(Stored records)
# # # # #
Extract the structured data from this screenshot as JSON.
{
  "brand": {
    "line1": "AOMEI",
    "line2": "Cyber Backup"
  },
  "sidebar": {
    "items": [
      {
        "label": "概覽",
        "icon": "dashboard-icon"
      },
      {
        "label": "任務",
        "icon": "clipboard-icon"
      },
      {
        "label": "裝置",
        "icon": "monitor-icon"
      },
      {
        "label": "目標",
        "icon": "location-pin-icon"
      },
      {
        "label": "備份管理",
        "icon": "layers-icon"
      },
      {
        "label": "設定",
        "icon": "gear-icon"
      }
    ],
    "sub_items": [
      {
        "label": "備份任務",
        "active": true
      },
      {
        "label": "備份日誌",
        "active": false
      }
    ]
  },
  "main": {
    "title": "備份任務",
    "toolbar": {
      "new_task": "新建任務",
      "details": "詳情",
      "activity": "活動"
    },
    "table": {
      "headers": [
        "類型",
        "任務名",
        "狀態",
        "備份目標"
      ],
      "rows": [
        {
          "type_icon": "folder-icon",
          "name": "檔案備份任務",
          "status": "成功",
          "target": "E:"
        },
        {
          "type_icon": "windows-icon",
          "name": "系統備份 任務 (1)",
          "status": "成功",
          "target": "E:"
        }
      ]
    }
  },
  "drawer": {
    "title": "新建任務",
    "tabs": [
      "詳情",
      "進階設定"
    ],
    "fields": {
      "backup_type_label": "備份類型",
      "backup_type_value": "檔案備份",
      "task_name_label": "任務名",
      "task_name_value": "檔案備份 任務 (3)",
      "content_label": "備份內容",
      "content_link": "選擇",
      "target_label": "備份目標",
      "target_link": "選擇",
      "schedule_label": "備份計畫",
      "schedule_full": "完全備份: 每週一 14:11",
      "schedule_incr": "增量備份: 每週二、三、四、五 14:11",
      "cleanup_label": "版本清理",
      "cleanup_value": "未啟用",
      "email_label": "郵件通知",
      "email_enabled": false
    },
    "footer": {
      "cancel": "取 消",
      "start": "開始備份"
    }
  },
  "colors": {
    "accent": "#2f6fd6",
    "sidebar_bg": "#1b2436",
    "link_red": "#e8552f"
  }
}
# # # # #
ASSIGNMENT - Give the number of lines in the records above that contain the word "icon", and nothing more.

RESULT FOR THIS TASK - 8